I cried through every episode of ‘It’s a Sin’ – a drama based on the 80’s HIV epidemic and homophobia. I don’t know about you, but it seems taboo to ask for someone’s sexual health tests prior to sex. And it shouldn’t be.
If you pay attention to diet, stress, fitness – why not sexual health? I’ve unnecessarily slacked in this area. I want to stay up-to-date with my tests and equally, know my sexual partner’s results. After ‘It’s a Sin’, I began researching HIV and different sexual infections. There is such judgment and stigma – probably due to poor knowledge.
For instance, in the UK, studies show ‘97% of those on treatment [for HIV] are virally suppressed which means they can’t pass the virus on.’ Knowing about yours and your partner’s sexual health means receiving treatment early (if necessary) and taking the best precautions. Results shouldn’t be used as a way to shame anyone.
Be more adventurous
I’m better at initiating, but my sex life could be improved with following more of my advice on spicing things up. Many people link adventure to rough sex and BDSM. It’s not always the case. What about role-play, costumes, strip teases, temperature experimentation? Adding toys and using them in different ways; the classic: new positions.
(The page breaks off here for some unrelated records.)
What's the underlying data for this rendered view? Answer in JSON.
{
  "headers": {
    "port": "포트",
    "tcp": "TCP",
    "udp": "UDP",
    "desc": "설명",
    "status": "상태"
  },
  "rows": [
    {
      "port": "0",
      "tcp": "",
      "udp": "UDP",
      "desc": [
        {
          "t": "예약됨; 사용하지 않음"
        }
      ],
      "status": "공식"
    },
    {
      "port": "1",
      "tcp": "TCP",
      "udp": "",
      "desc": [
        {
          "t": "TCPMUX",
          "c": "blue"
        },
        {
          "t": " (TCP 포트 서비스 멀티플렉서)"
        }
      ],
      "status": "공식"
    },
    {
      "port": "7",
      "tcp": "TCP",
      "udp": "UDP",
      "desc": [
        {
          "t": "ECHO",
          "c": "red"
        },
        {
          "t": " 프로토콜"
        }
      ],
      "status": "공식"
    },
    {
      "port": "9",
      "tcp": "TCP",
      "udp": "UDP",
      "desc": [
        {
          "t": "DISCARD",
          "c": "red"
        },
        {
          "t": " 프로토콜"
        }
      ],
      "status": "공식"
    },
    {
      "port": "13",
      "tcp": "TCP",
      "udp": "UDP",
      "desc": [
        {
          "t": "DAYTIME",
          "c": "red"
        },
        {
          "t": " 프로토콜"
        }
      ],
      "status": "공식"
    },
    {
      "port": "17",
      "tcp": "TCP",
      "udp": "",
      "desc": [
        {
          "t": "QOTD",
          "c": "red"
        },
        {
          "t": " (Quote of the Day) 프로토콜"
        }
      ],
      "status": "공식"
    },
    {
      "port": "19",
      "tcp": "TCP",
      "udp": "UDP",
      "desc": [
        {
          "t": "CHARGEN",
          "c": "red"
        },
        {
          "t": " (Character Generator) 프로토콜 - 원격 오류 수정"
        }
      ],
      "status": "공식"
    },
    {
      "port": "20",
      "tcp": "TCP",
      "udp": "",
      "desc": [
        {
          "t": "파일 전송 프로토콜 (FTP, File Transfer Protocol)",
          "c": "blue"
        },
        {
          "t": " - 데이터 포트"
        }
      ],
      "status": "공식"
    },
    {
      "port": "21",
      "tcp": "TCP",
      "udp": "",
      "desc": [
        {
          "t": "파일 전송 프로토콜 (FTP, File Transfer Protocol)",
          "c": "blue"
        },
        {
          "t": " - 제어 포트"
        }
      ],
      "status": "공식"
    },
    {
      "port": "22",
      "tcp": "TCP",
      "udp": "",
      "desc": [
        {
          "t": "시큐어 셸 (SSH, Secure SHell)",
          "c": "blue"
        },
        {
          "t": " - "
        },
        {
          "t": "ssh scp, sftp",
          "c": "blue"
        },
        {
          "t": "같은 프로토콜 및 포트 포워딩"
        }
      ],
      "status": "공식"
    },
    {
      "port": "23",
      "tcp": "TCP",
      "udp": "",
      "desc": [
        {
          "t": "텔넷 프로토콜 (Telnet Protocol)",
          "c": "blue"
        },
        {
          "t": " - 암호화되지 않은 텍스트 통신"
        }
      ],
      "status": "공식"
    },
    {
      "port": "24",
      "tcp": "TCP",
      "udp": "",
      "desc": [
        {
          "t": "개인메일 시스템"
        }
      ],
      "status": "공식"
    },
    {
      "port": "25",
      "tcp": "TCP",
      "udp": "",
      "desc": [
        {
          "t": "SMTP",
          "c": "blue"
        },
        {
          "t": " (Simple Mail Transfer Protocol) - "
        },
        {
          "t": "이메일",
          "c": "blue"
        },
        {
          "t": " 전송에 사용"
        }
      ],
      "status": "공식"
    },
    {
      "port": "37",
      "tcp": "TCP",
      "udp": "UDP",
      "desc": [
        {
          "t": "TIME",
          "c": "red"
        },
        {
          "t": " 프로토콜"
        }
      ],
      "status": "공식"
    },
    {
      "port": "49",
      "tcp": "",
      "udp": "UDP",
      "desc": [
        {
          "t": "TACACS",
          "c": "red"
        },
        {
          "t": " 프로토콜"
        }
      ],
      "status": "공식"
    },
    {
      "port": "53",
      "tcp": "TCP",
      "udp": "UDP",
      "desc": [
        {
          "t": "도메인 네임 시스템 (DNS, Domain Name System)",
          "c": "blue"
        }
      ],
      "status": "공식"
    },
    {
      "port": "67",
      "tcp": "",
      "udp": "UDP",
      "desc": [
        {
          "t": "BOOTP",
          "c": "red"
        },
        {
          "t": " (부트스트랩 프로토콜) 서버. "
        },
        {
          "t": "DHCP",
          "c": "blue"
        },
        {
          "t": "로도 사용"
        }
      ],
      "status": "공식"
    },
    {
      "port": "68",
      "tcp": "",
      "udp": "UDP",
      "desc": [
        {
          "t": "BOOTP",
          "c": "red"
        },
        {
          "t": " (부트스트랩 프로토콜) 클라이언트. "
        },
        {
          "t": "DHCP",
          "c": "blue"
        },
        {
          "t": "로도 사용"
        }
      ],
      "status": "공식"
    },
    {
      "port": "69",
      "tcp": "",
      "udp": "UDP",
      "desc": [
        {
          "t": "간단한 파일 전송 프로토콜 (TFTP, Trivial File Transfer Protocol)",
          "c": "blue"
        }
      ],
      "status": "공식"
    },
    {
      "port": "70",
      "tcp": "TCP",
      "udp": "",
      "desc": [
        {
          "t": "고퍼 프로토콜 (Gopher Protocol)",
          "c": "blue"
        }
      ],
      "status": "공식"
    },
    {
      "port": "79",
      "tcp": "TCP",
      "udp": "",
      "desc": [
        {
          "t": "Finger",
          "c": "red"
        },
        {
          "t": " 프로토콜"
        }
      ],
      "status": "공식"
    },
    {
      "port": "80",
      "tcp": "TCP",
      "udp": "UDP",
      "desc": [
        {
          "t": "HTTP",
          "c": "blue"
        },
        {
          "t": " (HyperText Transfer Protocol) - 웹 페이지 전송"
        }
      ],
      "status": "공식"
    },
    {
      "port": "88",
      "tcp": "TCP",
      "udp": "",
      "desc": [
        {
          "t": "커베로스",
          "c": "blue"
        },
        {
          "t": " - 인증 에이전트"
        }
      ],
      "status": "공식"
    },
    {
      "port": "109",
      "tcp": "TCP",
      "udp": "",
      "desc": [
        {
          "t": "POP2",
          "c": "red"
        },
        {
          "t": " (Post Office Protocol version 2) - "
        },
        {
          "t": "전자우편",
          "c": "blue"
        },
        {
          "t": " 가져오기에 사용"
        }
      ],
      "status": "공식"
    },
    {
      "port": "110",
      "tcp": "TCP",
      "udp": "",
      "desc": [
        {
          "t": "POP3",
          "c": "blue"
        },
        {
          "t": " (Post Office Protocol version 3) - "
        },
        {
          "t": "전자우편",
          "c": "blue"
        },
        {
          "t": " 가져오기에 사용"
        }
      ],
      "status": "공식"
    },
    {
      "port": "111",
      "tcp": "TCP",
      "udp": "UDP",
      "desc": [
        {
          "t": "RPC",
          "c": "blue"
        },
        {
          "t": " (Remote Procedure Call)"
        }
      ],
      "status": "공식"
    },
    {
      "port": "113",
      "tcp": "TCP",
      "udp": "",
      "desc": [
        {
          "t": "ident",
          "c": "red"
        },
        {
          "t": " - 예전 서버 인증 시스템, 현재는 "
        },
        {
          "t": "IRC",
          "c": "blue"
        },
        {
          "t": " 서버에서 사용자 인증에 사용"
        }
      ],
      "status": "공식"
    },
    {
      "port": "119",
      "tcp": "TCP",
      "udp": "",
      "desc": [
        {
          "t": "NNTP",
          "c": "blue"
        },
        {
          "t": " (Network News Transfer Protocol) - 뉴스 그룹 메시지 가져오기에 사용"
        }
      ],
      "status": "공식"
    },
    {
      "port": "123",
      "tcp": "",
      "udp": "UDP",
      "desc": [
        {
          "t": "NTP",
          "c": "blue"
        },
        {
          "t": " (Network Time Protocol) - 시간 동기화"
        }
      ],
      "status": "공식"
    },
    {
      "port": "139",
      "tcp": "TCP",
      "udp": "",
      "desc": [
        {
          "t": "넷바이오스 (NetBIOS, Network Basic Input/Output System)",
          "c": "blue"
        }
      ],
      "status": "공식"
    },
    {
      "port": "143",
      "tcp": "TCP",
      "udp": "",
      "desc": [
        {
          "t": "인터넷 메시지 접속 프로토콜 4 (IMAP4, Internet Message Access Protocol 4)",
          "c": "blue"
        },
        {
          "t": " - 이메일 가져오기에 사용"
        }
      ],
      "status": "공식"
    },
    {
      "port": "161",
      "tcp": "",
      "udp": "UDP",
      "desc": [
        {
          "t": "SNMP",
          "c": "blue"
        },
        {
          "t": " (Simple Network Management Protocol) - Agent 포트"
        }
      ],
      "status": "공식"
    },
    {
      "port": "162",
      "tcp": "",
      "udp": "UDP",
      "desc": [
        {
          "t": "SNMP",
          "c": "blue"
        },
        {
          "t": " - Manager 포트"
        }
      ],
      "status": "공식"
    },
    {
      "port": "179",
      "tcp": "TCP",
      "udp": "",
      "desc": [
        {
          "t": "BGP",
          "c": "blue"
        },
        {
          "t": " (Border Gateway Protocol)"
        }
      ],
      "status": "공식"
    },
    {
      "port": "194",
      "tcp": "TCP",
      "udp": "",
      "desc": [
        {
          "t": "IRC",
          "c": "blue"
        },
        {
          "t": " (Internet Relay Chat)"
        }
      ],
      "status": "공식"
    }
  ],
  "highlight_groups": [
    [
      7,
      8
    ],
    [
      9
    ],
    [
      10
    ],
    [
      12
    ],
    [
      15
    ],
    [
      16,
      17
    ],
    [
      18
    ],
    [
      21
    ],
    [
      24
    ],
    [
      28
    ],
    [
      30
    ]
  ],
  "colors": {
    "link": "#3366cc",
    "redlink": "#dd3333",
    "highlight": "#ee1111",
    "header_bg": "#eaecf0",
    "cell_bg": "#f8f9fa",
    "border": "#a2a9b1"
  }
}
Not to mention, spicing up foreplay. Watching an erotic performance, a sex play at the theatre, a strip club. Covid really taught me that when you have options and freedom to explore those options – take them. Put yourself out of your comfort zone. Don’t let insecurity hold you back – not in life and not in sex.
Suggested read: How to be more active in bed as a woman
Avoid suppressing my sexuality
As a virgin, I did everything I could to come across sexual. From graphic images, miniscule clothing, constant sex conversation. I probably looked like a nymphomaniac. Women face this hidden yet obvious line, balancing sexuality with sophistication.
Some guys don’t like very sexualised women. One date told me how showing skin proves attention-seeking and loose morals. As if me with my cleavage and legs out means I’ll sleep with anyone. But me in a long-sleeved dress means I’ll say, no. I’m tired of hiding/proving myself as sexual. No more will I adjust to fit with a man’s perception.
Continue sex as self-care
With no real penis in sight, I’ve had to depend on technology. I’m not alone. The sexual wellness industry has boomed during Covid – it’s expected to grow by ‘9.8% annually’ according to Well and Good. Regardless of a man, pleasuring myself will remain in my schedule. Glamour notes how the benefits of female masturbation include sexual appetite increase, relaxation, improved sleep – plus, (the most important factor) it feels fricking amazing! Pleasure minus the fear of babies and sexual health risks. And you can control your orgasm completely and selfishly – well, it’s not selfish.
What changes could you make with your sex life post Covid?